= WHAT YOU HAVE TO DO =
From the entries that follow, copy every line with the word "Identification".

= TASK INPUT =
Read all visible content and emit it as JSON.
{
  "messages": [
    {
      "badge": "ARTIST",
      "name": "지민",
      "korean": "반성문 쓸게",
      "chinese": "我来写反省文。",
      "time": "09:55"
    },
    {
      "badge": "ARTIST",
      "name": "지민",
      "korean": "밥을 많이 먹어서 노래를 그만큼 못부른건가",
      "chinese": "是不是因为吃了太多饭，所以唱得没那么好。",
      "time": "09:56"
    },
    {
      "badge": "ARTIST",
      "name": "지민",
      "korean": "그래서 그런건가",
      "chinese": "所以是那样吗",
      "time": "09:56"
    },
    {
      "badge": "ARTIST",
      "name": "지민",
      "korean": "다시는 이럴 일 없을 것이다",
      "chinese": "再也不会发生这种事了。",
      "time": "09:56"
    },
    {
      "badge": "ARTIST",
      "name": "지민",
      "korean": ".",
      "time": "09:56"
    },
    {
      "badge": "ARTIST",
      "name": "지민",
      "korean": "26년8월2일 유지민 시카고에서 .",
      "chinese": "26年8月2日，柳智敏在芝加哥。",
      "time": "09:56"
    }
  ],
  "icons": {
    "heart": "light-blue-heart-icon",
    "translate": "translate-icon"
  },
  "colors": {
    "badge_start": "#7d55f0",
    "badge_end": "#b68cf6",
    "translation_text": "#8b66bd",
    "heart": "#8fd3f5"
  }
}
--
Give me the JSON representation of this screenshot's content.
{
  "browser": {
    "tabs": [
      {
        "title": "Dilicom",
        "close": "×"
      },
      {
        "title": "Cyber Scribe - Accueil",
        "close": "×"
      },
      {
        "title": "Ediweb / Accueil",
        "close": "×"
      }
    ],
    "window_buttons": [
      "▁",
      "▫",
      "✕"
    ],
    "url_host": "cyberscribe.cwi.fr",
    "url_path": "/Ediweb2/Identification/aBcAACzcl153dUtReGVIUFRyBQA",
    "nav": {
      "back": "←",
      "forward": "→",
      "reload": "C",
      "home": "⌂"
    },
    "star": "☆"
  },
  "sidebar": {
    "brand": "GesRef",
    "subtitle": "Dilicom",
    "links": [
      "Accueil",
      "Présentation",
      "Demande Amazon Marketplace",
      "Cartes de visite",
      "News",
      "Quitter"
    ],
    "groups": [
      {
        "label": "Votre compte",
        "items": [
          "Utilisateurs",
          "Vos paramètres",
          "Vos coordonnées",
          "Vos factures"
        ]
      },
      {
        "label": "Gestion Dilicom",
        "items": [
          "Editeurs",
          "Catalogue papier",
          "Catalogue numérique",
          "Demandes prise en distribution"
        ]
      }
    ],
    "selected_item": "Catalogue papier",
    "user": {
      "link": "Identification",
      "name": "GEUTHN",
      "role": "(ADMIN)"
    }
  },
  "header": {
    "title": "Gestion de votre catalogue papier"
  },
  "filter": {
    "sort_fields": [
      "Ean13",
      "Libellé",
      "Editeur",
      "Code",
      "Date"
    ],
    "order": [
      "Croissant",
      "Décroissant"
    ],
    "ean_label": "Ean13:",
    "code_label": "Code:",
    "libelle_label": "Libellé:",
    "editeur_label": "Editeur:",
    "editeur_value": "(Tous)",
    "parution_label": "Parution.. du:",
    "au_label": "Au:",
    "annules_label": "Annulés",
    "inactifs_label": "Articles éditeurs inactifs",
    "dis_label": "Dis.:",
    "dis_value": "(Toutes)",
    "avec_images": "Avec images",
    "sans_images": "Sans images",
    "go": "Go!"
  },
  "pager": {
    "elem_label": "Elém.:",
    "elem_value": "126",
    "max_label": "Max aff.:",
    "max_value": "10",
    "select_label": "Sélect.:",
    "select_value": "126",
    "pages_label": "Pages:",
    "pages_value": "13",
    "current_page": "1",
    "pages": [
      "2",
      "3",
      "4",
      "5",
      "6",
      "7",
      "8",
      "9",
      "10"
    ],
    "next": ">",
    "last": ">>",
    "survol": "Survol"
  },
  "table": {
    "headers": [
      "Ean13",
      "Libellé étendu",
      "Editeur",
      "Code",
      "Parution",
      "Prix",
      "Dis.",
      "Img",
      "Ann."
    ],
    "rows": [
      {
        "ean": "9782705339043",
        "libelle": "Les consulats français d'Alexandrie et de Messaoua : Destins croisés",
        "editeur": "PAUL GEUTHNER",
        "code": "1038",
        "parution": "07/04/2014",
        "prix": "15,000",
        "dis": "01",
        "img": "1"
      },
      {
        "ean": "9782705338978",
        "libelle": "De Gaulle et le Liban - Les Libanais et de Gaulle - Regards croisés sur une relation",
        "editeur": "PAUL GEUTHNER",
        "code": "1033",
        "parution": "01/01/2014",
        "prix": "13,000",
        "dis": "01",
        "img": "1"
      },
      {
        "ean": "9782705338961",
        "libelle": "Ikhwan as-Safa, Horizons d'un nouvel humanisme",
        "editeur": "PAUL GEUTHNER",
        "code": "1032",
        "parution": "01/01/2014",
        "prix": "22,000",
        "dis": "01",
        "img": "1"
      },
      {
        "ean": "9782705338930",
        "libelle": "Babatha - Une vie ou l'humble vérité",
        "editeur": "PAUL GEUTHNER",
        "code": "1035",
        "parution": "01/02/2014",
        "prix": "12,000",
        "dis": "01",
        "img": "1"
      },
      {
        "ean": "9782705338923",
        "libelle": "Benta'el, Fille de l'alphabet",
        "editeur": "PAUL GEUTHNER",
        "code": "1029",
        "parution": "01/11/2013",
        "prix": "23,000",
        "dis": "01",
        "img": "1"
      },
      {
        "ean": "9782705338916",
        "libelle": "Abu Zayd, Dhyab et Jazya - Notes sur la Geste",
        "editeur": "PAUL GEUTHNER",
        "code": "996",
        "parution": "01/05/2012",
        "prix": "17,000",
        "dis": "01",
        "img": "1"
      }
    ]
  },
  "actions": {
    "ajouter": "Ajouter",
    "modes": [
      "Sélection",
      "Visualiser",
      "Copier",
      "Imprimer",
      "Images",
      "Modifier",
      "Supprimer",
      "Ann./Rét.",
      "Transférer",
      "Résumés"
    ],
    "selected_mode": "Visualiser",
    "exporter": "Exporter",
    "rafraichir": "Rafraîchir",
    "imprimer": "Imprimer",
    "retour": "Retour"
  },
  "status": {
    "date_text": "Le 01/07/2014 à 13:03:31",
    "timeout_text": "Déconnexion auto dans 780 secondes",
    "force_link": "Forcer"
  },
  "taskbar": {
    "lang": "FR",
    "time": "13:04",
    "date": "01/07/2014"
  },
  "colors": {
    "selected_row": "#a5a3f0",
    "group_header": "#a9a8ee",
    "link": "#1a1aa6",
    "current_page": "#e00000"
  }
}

= ANSWER SPACE =
    "url_path": "/Ediweb2/Identification/aBcAACzcl153dUtReGVIUFRyBQA",
      "link": "Identification",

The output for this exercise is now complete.